Thanks so much for sending in this picture Chris, it spurred such an interesting topic. I hope I’ve cleared up ya’lls misconceptions about cicadas and I hope you find them as amazing as I do.

Adult Cicada

Creative Commons License photo credit: trekkyandy
A Periodical Cicada

Science Labs and Outreach Programs

It is the end of the school year for us and it has been a very busy April and May. Chris and I finished our last science lab classes in April and now we are doing nonstop outreach programs!

In Chris’ Biology Lab, she taught Fungus Among Us, where 5th-8th graders learn about molds, mushrooms & yeast with hands-on activities.  They learned about different types of fungi, dissected a mushroom, and experimented with yeast.

Carbon Dioxide releasing from yeast

Yeast Balloon Experiment

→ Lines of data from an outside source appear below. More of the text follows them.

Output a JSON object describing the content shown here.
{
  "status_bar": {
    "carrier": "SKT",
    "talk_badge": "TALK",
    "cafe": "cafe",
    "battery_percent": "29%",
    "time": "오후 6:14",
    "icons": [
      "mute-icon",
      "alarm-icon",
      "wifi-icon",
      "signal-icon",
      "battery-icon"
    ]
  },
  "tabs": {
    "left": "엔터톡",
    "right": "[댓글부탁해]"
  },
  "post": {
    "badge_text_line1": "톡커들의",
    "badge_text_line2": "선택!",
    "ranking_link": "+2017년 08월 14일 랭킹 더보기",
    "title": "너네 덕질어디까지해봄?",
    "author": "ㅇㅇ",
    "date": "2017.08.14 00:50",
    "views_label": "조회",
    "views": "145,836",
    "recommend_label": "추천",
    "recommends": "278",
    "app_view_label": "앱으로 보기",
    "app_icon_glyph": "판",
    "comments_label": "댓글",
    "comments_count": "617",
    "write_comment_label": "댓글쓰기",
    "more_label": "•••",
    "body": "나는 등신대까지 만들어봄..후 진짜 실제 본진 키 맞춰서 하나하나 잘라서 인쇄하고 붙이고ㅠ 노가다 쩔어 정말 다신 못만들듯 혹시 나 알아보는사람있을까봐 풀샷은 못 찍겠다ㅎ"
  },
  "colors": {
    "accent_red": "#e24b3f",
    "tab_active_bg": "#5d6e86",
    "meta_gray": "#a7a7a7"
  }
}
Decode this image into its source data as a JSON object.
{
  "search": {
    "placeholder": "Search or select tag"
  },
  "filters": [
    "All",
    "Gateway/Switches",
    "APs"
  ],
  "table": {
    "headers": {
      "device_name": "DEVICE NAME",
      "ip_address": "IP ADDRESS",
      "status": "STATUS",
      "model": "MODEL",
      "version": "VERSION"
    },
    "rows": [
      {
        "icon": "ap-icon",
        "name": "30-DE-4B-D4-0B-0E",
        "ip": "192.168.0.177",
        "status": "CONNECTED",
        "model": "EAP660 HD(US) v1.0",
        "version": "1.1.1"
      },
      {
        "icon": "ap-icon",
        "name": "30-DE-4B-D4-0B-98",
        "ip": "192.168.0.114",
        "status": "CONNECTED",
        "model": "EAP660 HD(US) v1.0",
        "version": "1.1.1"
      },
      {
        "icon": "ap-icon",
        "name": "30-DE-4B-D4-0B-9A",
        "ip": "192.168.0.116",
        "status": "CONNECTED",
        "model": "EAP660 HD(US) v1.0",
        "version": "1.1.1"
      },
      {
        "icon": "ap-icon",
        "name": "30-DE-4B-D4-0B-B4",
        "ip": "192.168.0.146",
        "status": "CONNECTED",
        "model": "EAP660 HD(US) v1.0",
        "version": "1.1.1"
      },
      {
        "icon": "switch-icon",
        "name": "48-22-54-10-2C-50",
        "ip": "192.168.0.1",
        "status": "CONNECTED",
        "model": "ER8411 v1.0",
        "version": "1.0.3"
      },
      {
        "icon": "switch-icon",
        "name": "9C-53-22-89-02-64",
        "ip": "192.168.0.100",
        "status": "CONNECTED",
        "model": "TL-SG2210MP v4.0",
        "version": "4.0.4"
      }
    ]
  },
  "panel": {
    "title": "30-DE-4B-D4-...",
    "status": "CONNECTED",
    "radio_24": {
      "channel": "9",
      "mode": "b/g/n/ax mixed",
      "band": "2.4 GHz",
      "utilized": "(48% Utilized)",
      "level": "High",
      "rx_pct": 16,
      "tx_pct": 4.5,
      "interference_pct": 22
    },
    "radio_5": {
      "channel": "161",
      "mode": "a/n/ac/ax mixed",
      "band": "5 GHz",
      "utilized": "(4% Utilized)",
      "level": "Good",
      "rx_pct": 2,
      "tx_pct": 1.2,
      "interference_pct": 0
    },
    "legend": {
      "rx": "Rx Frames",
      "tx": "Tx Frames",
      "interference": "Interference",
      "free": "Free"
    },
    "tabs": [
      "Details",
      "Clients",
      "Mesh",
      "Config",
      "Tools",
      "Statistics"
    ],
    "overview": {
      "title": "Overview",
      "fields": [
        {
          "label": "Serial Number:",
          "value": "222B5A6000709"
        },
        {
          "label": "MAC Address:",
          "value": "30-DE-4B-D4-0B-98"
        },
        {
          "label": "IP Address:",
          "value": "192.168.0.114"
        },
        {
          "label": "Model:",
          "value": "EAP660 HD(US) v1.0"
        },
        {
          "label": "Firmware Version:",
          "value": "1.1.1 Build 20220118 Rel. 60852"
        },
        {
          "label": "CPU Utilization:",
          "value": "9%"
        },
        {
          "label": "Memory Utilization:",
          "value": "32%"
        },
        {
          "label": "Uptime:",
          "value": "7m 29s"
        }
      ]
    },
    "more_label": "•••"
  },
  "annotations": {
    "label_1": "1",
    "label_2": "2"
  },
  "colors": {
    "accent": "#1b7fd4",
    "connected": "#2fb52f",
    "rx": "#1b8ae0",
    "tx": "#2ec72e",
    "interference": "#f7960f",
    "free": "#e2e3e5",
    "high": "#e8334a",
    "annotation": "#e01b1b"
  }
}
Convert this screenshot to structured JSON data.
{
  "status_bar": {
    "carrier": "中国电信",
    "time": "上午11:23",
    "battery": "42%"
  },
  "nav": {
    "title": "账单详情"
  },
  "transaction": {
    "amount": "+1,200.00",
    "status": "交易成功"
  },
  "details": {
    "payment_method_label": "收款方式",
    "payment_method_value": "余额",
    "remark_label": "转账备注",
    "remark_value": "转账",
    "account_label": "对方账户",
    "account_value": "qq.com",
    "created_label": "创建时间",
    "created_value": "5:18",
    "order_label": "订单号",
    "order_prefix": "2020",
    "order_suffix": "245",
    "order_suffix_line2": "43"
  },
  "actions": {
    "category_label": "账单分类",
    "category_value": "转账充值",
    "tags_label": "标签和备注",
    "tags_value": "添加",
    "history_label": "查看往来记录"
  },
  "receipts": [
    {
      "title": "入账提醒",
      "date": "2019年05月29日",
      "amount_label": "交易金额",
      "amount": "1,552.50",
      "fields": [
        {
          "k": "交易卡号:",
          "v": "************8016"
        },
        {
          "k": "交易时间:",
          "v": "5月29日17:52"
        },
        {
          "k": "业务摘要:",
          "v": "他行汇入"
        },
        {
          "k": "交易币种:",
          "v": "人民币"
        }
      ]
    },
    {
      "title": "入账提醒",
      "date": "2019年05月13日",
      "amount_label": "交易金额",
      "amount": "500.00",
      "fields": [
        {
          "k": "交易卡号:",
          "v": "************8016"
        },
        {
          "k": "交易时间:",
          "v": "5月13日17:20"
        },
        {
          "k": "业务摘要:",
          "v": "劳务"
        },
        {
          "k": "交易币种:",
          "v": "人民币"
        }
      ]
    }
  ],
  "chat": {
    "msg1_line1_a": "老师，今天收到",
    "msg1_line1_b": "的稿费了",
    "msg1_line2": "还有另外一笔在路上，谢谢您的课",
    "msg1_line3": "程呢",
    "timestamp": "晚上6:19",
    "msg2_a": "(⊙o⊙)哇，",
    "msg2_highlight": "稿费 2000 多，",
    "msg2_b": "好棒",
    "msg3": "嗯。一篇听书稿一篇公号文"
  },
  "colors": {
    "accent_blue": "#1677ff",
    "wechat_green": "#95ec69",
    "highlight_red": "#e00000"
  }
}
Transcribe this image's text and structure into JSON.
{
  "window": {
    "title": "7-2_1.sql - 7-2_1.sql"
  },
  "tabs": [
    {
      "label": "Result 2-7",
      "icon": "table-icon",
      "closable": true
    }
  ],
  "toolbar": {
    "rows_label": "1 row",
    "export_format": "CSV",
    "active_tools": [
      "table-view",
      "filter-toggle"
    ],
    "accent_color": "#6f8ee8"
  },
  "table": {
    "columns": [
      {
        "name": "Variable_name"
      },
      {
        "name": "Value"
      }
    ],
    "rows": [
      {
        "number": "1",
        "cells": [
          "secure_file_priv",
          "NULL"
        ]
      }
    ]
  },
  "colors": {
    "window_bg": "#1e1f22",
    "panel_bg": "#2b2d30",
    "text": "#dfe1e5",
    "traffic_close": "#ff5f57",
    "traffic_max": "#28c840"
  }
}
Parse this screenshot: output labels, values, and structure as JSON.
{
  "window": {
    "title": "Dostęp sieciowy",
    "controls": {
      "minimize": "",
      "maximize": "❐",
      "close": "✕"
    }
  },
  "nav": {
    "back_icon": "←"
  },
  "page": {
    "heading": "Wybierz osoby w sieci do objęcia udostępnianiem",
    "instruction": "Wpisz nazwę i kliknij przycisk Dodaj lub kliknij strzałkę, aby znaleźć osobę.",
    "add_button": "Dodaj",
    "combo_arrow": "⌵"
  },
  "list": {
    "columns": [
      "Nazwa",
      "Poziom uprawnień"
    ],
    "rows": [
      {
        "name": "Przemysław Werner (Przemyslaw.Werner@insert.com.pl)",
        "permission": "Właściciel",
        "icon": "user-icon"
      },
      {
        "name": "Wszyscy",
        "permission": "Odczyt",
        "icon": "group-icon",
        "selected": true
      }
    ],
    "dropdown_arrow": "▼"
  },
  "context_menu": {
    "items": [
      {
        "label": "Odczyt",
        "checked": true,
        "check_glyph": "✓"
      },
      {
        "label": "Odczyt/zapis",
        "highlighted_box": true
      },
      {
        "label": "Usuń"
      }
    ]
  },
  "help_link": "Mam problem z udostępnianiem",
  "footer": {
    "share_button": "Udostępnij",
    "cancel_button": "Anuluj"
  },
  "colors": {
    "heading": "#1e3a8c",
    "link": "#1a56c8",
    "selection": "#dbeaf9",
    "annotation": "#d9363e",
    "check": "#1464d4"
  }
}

Chris says that no matter how hopeful you are or how much sugar you add, the balloon wouldn’t levitate the bottle or spontaneously blow off.

In my Wildlife Lab, I taught Bugs in Balance.  The K-8th graders learned what “ingredients” make an insect, and their life cycles, and then got a chance to meet live insects up close and personal. 

We started out by learning that bugs mean different things for different people–usually, the term “bug” refers to small, creepy, crawlies like insects, spiders, millipedes, & scorpions.  Many people aren’t aware that there is an order of insects called Hemiptera, known as the “true bugs.” 

After talking about the true bugs, we focused on insects in general.  We came up with a recipe for creating an insect that included the following ingredients: 6 legs, 3 body parts, 2 antennae, an exoskeleton, and wings optional!  We examined the Madagascar Hissing Cockroach as an example of a wingless insect.  They also met up with a Giant Malaysian Katydid, a beautiful green relative of crickets and grasshoppers.

Katydid (Orthoptera Tettigoniidae 5x7) _emailable 7825
Creative Commons License photo credit: fireflies604

We looked at the life cycle of the butterfly and compared it to that of the cricket.  Butterflies go through a complete metamorphosis that includes 4 stages: egg, larva, pupa, and adult.  The cricket only has three stages called incomplete metamorphosis: egg, nymph, and adult.

To learn about the balance of insects in our environment, we talked about how they can be both helpful and harmul to humans.  The younger classes created a beehive mobile to remind us of how important honey bees are as pollinators in our society and about Colony Collapse Disorder.  The older classes built a mosquito out of pipettes, pipe cleaners, & bobby pins as we talked about how this insect can be a carrier of diseases such as Malaria and West Nile Virus.

It’s time to take a break from our classes as we close out the school year with 3-5 outreach programs a week.  This keeps us very busy!  We must prepare ahead of time to ensure we have all of the proper specimens (e.g. stuffed bobcat, echidna, shark jaws) and that the live animals are ready to go.  We must arrive early to load up our van and attempt traffic to get to the school on time.  Once we arrive, we set up our specimens on the table and mentally prepare which animals will we show in which order.  We normally take 6-8 live animals and do 25-45 minute presentations.  We see thousands of elementary students a year and answer quite the assortment of questions including “Is it real?” and “Where’s its head?”

Wildlife on Wheels

Chris displaying a rabbit for our Texas Wildlife program

As you can see, our animals keep very busy as educational ambassadors which in turn keeps us very busy caring for them.  I hope you have enjoyed this brief look into our lives here at the Museum.  We look forward to sharing with you our upcoming Creature Feature: The Mysterious Matamata.